This being a semi-adaptation of ‘Goof Troop’ means that the animators couldn’t help the fact that Goofy would have to be cast a suburban single dad, and the movie would have to prominently feature his son Max, who is your typical “cool” nineties cartoon character designed to appeal to young boys (not quite Poochie, but fairly close). The movie does a surprisingly earnest job of trying to build a narrative around the relationship between Goofy and Max. As a matter of fact, this might be one of the most psychologically complex portrayals of a pubescent boys that Disney had attempted up to this point, which is not to say that it was particularly complex, but that it at least went beyond your standard Disney protagonist (who are often well-developed characters, but not particularly specific to the pubescent experience).
The bad news about ‘A Goofy Movie’ is that, like I said before, it is trapped and hurt by its ultra-nineties setting. Max is clearly representative of what was “cool” for kids in the nineties. He skateboards, he likes pop music, he is a teenager.
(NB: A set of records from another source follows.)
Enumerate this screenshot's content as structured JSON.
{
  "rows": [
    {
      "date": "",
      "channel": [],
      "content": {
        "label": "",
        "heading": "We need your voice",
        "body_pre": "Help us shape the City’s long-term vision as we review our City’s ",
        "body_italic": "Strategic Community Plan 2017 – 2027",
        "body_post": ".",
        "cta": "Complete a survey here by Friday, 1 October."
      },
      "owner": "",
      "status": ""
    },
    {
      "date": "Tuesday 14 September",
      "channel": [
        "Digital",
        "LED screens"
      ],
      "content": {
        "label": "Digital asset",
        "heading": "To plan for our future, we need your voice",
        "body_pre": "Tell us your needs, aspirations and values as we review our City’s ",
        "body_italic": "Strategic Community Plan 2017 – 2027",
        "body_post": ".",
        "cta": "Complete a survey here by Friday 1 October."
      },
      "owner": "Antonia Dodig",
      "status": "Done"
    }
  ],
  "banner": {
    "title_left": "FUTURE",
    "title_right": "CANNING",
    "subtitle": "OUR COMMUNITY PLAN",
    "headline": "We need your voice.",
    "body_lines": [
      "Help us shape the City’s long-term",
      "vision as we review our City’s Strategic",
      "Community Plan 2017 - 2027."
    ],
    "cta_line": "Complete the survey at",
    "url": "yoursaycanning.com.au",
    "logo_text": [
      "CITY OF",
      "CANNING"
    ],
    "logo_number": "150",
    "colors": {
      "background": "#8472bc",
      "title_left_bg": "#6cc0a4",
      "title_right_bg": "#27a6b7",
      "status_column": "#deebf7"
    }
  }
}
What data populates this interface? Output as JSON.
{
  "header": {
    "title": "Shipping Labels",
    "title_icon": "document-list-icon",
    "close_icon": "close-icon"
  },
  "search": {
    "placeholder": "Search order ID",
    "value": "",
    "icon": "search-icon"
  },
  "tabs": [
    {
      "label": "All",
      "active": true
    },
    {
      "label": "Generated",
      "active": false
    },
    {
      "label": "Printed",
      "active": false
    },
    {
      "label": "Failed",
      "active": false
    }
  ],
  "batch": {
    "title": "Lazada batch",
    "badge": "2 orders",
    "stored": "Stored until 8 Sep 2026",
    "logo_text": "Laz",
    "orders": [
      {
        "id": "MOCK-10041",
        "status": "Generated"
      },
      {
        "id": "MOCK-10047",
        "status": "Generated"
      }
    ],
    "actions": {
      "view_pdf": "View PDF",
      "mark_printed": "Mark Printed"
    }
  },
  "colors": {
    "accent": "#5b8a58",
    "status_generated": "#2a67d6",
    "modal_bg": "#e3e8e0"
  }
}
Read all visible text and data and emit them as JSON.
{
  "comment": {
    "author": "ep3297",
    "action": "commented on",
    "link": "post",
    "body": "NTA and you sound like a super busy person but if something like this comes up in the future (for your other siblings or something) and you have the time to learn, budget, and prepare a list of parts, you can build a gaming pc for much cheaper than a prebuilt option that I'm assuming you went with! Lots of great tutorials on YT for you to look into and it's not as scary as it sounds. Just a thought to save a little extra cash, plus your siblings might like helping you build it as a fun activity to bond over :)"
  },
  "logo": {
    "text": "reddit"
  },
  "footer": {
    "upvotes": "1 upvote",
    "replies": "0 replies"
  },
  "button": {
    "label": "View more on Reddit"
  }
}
His favorite pop star, Powerline, -around whose concert the movie revolves- is a Prince-type R&B artist (who was originally meant to be voiced by Bobby Brown). The character design (especially the clothes worn by Max and Powerline) and the music are also very dated, including the fact that this is a musical just because that was the way animated movies were made back in the nineties. The music isn’t very good, although I’ve always had somewhat of a sweet-spot for the mid-movie number “On the Open Road“. Worst of all, both in terms of datedness and quality: one of Max’s friends is voiced by Pauly Shore.
However, being dated is not the same as being a bad movie. ‘A Goofy Movie’ tries -with all its limited resources- to be a sweet story about father-son dynamics, and it comes somewhat close. However, the movie’s biggest problem is right there in its title: it has to be about Goofy, and the people who made this movie have no idea of how to turn him into a compelling father figure. I loved Goofy as a kid, but it was always mystifying to me why they decided to turn him into a dad. Nothing about his character in the classic Disney shorts suggests he’d be a good authority figure. And he isn’t. The silliness of the character is meant to be endearing, but in such a realistic milieu as the nineties suburbs, he becomes a irritating. Not a terrible movie, but a misguided one.